Sorry for my absence, I swear I will write more.
However, I want to start writing about literature so let’s talk about my beloved Greeks!
I’ve always been fascinated by the Ancient Greece, mythology, how they lived etc. In fact, I study ancient greek (with latin too) and I often translate their texts. If you’ve ever had the opportunity to translate, you’ve probably seen how your vision of things has changed (or it’s just me?). When I hear a word, for example, I automatically understand the basic concept without looking for it because I just remembered the greek word (it mainly happens with latin though but it depends on the language). The study of these dead languages also helped me with learning the modern languages such as French or Spanish because I can recognize easily their roots and then learn intuitively.

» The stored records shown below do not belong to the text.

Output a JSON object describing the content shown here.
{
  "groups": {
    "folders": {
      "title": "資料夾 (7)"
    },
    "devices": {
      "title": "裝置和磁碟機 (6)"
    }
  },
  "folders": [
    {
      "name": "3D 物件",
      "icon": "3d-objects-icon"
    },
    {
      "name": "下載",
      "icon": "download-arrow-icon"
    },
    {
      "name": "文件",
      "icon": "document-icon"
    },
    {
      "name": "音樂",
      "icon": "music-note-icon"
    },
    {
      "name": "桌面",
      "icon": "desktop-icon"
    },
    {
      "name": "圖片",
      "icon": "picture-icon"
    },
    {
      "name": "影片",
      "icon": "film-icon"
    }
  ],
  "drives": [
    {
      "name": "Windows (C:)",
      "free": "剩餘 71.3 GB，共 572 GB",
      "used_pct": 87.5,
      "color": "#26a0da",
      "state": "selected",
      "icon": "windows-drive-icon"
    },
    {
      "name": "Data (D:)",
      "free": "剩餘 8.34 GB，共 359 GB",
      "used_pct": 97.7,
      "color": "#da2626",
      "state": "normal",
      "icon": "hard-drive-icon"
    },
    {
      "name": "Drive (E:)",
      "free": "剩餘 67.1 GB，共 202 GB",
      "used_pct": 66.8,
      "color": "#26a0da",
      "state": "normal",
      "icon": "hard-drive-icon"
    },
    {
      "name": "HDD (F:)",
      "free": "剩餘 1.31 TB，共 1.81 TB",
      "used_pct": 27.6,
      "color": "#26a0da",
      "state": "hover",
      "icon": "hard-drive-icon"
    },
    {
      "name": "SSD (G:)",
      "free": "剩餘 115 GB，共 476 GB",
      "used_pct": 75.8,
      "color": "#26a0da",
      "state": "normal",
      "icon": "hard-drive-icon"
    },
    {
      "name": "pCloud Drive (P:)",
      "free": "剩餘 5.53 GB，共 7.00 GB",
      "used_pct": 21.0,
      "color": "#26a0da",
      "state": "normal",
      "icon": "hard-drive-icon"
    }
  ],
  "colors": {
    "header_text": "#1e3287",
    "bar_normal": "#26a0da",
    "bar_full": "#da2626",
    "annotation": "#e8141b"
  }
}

Here we go! Ancient greek literature goes from the from the earliest texts until the time of the Byzantine Empire, when the last neoplatonic school was closed by the Byzantine Emperor Justinian (VIII century to 529 a.C.). Before the VIII century, there was a period of profound cultural crisis called the “Greek Dark Ages” and it went from from the end of the Mycenaean palatial civilization around 1100 BC to the first signs of the Greek poleis, city states, in the 9th century BC. During this time, nothing was written and the transmission of informations or poems was mainly oral. The earliest surviving works of ancient Greek literature, dating back to the early Archaic period(VIII-VI BC.), are the two epic poems “The Iliad”and “The Odyssey”, set in the Mycenaean era. These two epics, along with the “Homeric Hymns” and the two poems of “Hesiod”, “Theogony” and “Works and Days” comprised the major foundations of the Greek literary tradition that would continue into the Classical (V-IV BC), Hellenistic (323 BC-31 BC)and Roman Periods.
How did these texts arrive in our centuries?
After 529 AC, the greek language wasn’t spoken anymore in Europe so it was mainly translated by Arabs (it was replaced by Latin). We have texts written by the monks or coming from Toledo, Baghdad and Palermo, where schools for translation were located. Most of them couldn’t speak greek so, when an element was unclear, they used to write “Graecum est, non legitur” which that means “It’s greek and impossible to read”. This caused a lot of mistakes in their transcription. Only in the XIV century, greek was studied again, mainly in Florence and by important italian authors such as Boccaccio who looked for lost books or poems in old monasteries.
About the greek language.
The earliest known Greek writings are Mycenaean , written in the Linear B syllabary on clay tablets. These documents contain prosaic records largely concerned with trade (lists, inventories etc.); no real literature has been discovered. Michael Ventris and John Chadwick, the original decipherers of Linear B, state that literature almost certainly existed in Mycenaean Greek , but it was either not written down or, if it was, it was on wooden tablets, which did not survive the destruction of the Mycenaean palaces. Then we can find 3 important dialects such as Aeolic, Doric and Ionic. Aeolic was spoken mainly in Boeotia (a region in Central Greece); Thessaly, in the Aegean island of Lesbos; and the Greek colonies of Asia Minor (Aeolis). The Aeolic dialect shows many archaisms in comparison to the other Ancient Greek dialects (Attic, Ionic, Doric) and it’s widely known as the language of Sappho and Alcaeus of Mytilene. Aeolic poetry mostly uses four classical meters known as the Aeolics: Glyconic (the most basic form of Aeolic line), hendecasyllabic verse, Sapphic stanza, and Alcaic stanza (the latter two are respectively named for Sappho and Alcaeus).
Doric was spoken in the southern and eastern Peloponnese as well as in Sicily, Epirus, Southern Italy, Crete, Rhodes, some islands in the southern Aegean Sea and some cities on the south east coast of Anatolia.
Ionic is generally divided into two major time periods, Old Ionic (or Old Ionian) and New Ionic (or New Ionian). The transition between the two is not clearly defined, but 600 BC is a good approximation. The works of Homer ( The Iliad, The Odyssey, and theHomeric Hymns) and of Hesiod were written in a literary dialect called Homeric Greek or Epic Greek, which largely comprises Old Ionic, with some borrowings from the neighboring Aeolic dialect to the north. The poet Archilocus wrote in late Old Ionic.The most famous New Ionic authors are Anacreon, Theognis, Herodotus and Hippocrates. The meter was dactylic hexameter.
The main division in greek literature was between prose and poetry. Within poetry there were epic poetry, lyric and drama. Lyric and drama were further divided into more genres: lyric in four ( elegiac, iambic, monodic lyric and choral lyric); drama in three (tragedy, comedy and pastoral drama).Prose literature can largely be said to begin with Herodotus so we have historiography (with Thucydide too). We also have the texts written by Philosophers (Aristotle, for example.)
In the next article, I will talk in deep about the epic poetry, Homer and his poems.
See you next time!